'It is not for the plaintiff to show that the subsequent purchaser had notice of the previous contract in favour of the plaintiff. The onus of such a negative issue of proving that the subsequent purchaser had no notice of a prior claim is ordinarily discharged by a denial and bya negative evidence. Very little evidence, and, in certain circumstances, a men denial, regarding want of knowledge of the plaintiff's contract would discharge this onus and shift the onus on the plaintiff. But under no circumstance, the initial onus, which is on the subsequent trarsferee, shifts or As plaintiff at the first stage, even when, the plaintiff mentions in his plaint the reason why be is making the subsequent purchaser, a party, and how he came to know that the person concerned was a subsequent purchaser, when the exception mentioned in Clause (b) of Section 27 clearly imputes a notice to the subsequent transferee of the prior contract of sale, it cannot be said, unless the plaintiff admits that the subsequent transferee had no notice, that the onus lies on the plaintiff to prove that the transfer in favour of the subsequent purchaser is without notice.'
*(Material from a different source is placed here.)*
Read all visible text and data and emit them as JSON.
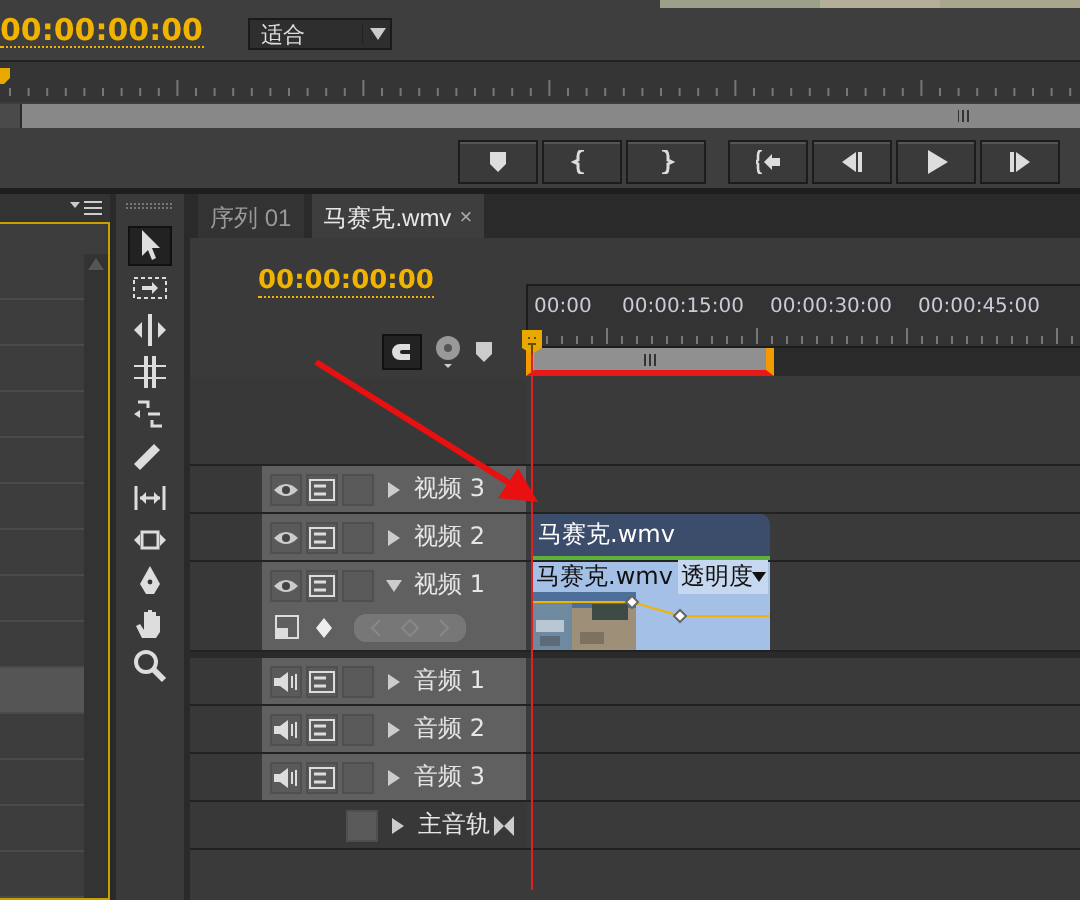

6. Therefore no benefit can be derived from this decision. Each case will have to be examined on its own factsto find out whether the onus which rests on the defendantin view of Section 27 of the Specific Relief Act is dischargedor not.
7. In' Dhadi Dalai's case, AIR 1961 Orissa 129 theaforesaid observations, of Raj Kishore Prasad J. In RamchanderSingh's case, AIR 1957 Pat 224 were relied upon by J. R.Misra J. and it was held that the onus which rested orthe, subsequent purchaser was, discharged. In the concludingportion of this decision, it is observed.
'In the present case, defendant No. 1 pledged his ows oath that he had no notice of the earlier agreement for sale, and no apparent justification has been indicated to disbelieve the said denial. If by any positive act be was to prove his honesty of intention, he has established that no made enquiries from the registration office about any existing encumbrance, and he further got the suit land identified by an amin, prior to the purchase. So the contention that the purchaser has not been able to discharge the onus has to be rejected.'
It will thus be obvious that in this case there was sufficient evidence on the basis of which it was held that We onus had been discharged.
8. But both of these decisions have no application to the facts of the present case. In the present case, the evidence led to discharge that onus has been disbelieved. That being so, it cannot be held that the onus that rested on the defendant has been discharged.
9. For the reasons given above, this appeal fails and is Dismissed but there will be no order as to costs.
Prem Chand Pandit, J.
10. I agree.